Give every line of the data again, unchanged, but with no pictures.

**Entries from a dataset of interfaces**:
____________________

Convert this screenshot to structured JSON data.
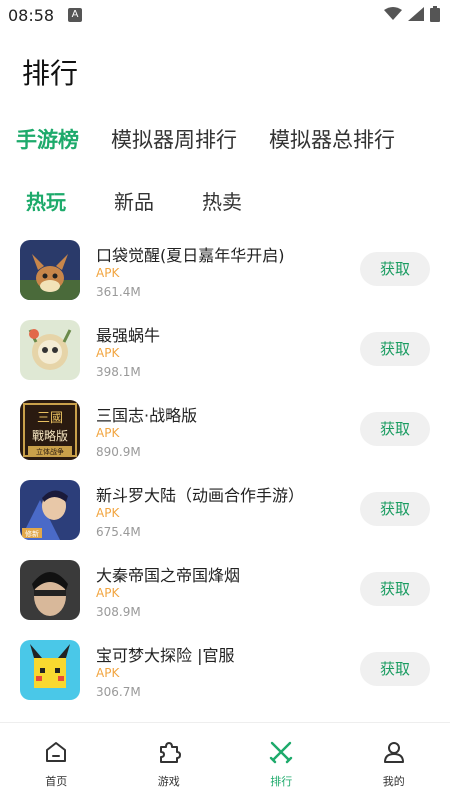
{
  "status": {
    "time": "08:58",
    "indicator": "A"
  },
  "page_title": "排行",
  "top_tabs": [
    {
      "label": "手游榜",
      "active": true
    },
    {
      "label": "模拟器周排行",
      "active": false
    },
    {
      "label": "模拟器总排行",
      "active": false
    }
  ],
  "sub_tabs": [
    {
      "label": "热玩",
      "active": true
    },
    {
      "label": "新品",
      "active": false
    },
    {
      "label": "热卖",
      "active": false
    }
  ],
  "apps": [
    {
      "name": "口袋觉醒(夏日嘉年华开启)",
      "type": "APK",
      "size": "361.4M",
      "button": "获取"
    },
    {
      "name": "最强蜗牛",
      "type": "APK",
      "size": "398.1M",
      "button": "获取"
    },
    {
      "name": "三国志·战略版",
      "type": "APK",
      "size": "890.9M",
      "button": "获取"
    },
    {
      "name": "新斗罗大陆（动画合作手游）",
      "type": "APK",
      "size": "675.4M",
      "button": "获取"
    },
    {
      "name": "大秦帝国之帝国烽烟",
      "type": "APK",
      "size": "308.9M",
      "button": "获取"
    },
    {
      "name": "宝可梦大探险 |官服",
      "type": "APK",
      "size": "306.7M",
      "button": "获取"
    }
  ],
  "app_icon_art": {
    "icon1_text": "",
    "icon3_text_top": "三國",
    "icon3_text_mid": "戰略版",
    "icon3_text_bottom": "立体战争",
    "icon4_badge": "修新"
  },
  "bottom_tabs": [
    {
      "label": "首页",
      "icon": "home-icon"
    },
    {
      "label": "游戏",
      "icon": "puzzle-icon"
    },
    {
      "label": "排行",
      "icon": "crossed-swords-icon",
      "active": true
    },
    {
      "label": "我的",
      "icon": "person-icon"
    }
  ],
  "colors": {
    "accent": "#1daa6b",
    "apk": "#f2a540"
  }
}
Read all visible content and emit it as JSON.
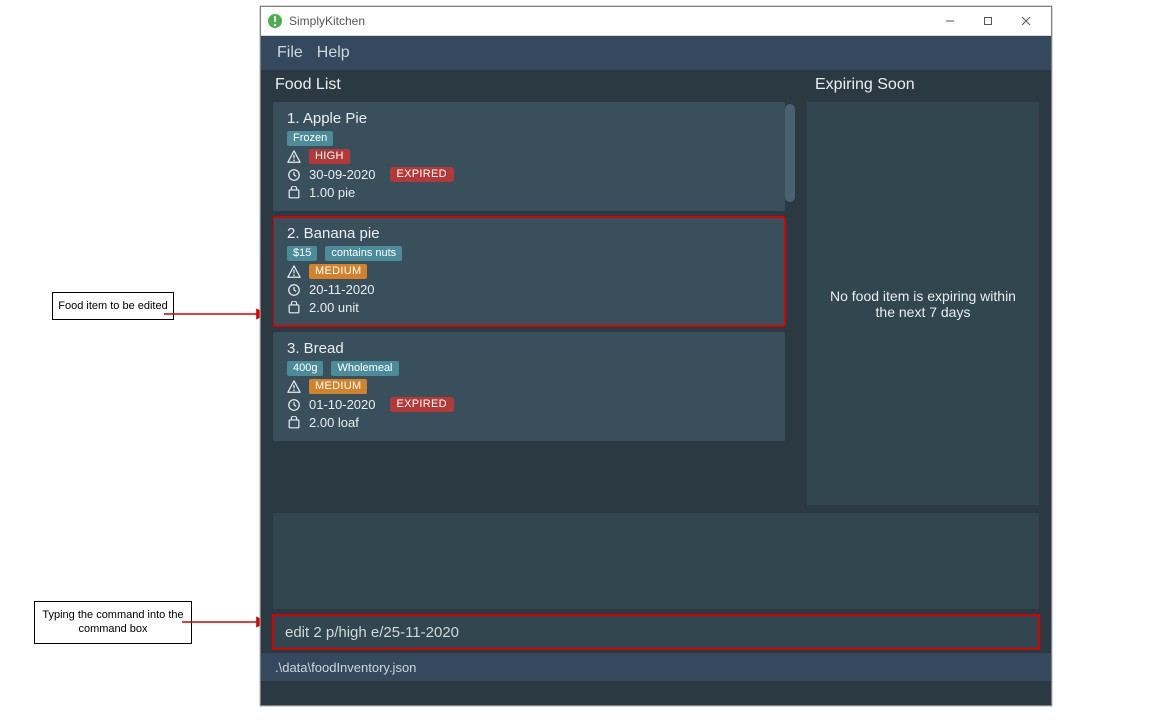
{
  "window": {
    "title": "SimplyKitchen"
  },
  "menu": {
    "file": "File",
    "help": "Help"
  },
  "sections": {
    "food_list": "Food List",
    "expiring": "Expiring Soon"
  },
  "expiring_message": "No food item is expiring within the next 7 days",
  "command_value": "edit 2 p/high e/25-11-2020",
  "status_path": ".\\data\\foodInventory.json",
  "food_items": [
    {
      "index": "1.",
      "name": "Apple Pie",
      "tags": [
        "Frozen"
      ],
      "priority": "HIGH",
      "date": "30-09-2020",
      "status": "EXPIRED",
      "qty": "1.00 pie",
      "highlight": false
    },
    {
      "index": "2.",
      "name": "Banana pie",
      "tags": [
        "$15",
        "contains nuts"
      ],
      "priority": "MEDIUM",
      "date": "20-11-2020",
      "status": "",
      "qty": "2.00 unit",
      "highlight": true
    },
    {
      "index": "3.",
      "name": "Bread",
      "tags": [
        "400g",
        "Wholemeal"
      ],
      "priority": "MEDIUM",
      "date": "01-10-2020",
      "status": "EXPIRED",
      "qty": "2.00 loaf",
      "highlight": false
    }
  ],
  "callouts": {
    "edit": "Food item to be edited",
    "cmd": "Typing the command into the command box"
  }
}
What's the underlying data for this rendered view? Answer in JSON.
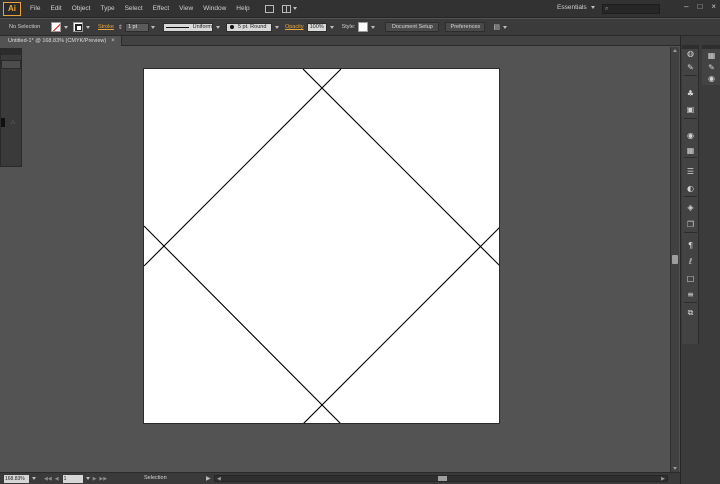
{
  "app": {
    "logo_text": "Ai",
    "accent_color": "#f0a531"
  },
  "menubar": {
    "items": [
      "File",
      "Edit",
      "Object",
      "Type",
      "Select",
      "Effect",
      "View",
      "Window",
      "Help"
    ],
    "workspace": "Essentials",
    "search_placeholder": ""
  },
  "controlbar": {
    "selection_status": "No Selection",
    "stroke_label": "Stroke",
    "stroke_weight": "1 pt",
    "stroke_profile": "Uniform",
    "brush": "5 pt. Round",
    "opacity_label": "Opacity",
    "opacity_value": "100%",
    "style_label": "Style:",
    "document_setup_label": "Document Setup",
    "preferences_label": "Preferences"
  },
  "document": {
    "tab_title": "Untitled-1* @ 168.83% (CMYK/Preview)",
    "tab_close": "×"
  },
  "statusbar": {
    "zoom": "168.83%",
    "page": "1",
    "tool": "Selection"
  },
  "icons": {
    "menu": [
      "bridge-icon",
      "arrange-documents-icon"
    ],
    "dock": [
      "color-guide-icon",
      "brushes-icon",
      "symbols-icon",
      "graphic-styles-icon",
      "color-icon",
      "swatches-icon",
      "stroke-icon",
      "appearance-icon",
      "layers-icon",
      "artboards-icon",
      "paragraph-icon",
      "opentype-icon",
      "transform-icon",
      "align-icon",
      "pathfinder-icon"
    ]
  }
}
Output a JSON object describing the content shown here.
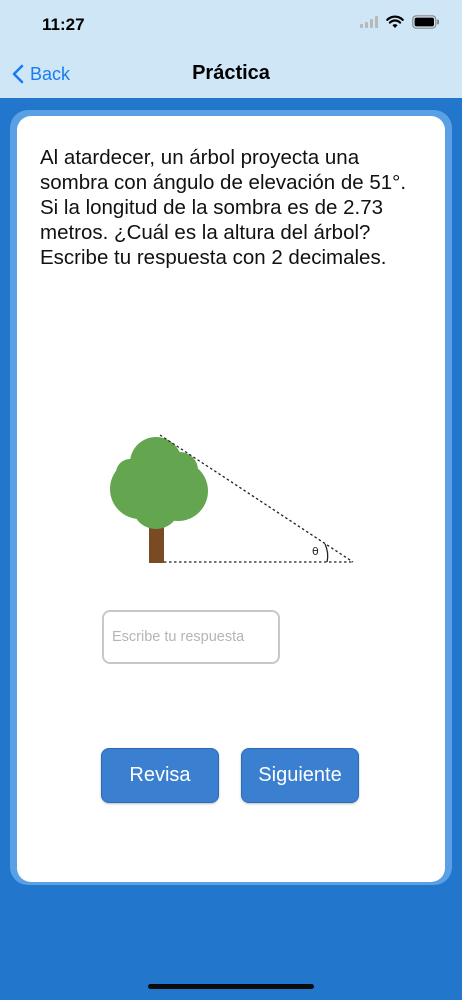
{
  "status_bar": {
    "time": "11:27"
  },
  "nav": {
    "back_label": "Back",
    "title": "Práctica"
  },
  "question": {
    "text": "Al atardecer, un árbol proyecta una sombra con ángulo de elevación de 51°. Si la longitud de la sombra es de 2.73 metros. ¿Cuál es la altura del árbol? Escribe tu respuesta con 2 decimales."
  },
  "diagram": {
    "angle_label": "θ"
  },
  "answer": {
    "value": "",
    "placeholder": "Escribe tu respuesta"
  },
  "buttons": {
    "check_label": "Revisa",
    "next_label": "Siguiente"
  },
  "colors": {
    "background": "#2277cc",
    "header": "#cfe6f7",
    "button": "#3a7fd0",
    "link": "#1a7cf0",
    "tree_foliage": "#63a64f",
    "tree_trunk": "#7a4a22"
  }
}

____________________

**SOLVED PROBLEM**:
Convert this screenshot to structured JSON data.
{
  "status": {
    "time": "08:58",
    "indicator": "A"
  },
  "page_title": "排行",
  "top_tabs": [
    {
      "label": "手游榜",
      "active": true
    },
    {
      "label": "模拟器周排行",
      "active": false
    },
    {
      "label": "模拟器总排行",
      "active": false
    }
  ],
  "sub_tabs": [
    {
      "label": "热玩",
      "active": true
    },
    {
      "label": "新品",
      "active": false
    },
    {
      "label": "热卖",
      "active": false
    }
  ],
  "apps": [
    {
      "name": "口袋觉醒(夏日嘉年华开启)",
      "type": "APK",
      "size": "361.4M",
      "button": "获取"
    },
    {
      "name": "最强蜗牛",
      "type": "APK",
      "size": "398.1M",
      "button": "获取"
    },
    {
      "name": "三国志·战略版",
      "type": "APK",
      "size": "890.9M",
      "button": "获取"
    },
    {
      "name": "新斗罗大陆（动画合作手游）",
      "type": "APK",
      "size": "675.4M",
      "button": "获取"
    },
    {
      "name": "大秦帝国之帝国烽烟",
      "type": "APK",
      "size": "308.9M",
      "button": "获取"
    },
    {
      "name": "宝可梦大探险 |官服",
      "type": "APK",
      "size": "306.7M",
      "button": "获取"
    }
  ],
  "app_icon_art": {
    "icon1_text": "",
    "icon3_text_top": "三國",
    "icon3_text_mid": "戰略版",
    "icon3_text_bottom": "立体战争",
    "icon4_badge": "修新"
  },
  "bottom_tabs": [
    {
      "label": "首页",
      "icon": "home-icon"
    },
    {
      "label": "游戏",
      "icon": "puzzle-icon"
    },
    {
      "label": "排行",
      "icon": "crossed-swords-icon",
      "active": true
    },
    {
      "label": "我的",
      "icon": "person-icon"
    }
  ],
  "colors": {
    "accent": "#1daa6b",
    "apk": "#f2a540"
  }
}
Read all visible content and emit it as JSON.
{
  "window": {
    "title": "SimplyKitchen"
  },
  "menu": {
    "file": "File",
    "help": "Help"
  },
  "sections": {
    "food_list": "Food List",
    "expiring": "Expiring Soon"
  },
  "expiring_message": "No food item is expiring within the next 7 days",
  "command_value": "edit 2 p/high e/25-11-2020",
  "status_path": ".\\data\\foodInventory.json",
  "food_items": [
    {
      "index": "1.",
      "name": "Apple Pie",
      "tags": [
        "Frozen"
      ],
      "priority": "HIGH",
      "date": "30-09-2020",
      "status": "EXPIRED",
      "qty": "1.00 pie",
      "highlight": false
    },
    {
      "index": "2.",
      "name": "Banana pie",
      "tags": [
        "$15",
        "contains nuts"
      ],
      "priority": "MEDIUM",
      "date": "20-11-2020",
      "status": "",
      "qty": "2.00 unit",
      "highlight": true
    },
    {
      "index": "3.",
      "name": "Bread",
      "tags": [
        "400g",
        "Wholemeal"
      ],
      "priority": "MEDIUM",
      "date": "01-10-2020",
      "status": "EXPIRED",
      "qty": "2.00 loaf",
      "highlight": false
    }
  ],
  "callouts": {
    "edit": "Food item to be edited",
    "cmd": "Typing the command into the command box"
  }
}
What's the underlying data for this rendered view? Answer in JSON.
{
  "app": {
    "logo_text": "Ai",
    "accent_color": "#f0a531"
  },
  "menubar": {
    "items": [
      "File",
      "Edit",
      "Object",
      "Type",
      "Select",
      "Effect",
      "View",
      "Window",
      "Help"
    ],
    "workspace": "Essentials",
    "search_placeholder": ""
  },
  "controlbar": {
    "selection_status": "No Selection",
    "stroke_label": "Stroke",
    "stroke_weight": "1 pt",
    "stroke_profile": "Uniform",
    "brush": "5 pt. Round",
    "opacity_label": "Opacity",
    "opacity_value": "100%",
    "style_label": "Style:",
    "document_setup_label": "Document Setup",
    "preferences_label": "Preferences"
  },
  "document": {
    "tab_title": "Untitled-1* @ 168.83% (CMYK/Preview)",
    "tab_close": "×"
  },
  "statusbar": {
    "zoom": "168.83%",
    "page": "1",
    "tool": "Selection"
  },
  "icons": {
    "menu": [
      "bridge-icon",
      "arrange-documents-icon"
    ],
    "dock": [
      "color-guide-icon",
      "brushes-icon",
      "symbols-icon",
      "graphic-styles-icon",
      "color-icon",
      "swatches-icon",
      "stroke-icon",
      "appearance-icon",
      "layers-icon",
      "artboards-icon",
      "paragraph-icon",
      "opentype-icon",
      "transform-icon",
      "align-icon",
      "pathfinder-icon"
    ]
  }
}
Output a JSON object describing the content shown here.
{
  "status_bar": {
    "time": "11:27"
  },
  "nav": {
    "back_label": "Back",
    "title": "Práctica"
  },
  "question": {
    "text": "Al atardecer, un árbol proyecta una sombra con ángulo de elevación de 51°. Si la longitud de la sombra es de 2.73 metros. ¿Cuál es la altura del árbol? Escribe tu respuesta con 2 decimales."
  },
  "diagram": {
    "angle_label": "θ"
  },
  "answer": {
    "value": "",
    "placeholder": "Escribe tu respuesta"
  },
  "buttons": {
    "check_label": "Revisa",
    "next_label": "Siguiente"
  },
  "colors": {
    "background": "#2277cc",
    "header": "#cfe6f7",
    "button": "#3a7fd0",
    "link": "#1a7cf0",
    "tree_foliage": "#63a64f",
    "tree_trunk": "#7a4a22"
  }
}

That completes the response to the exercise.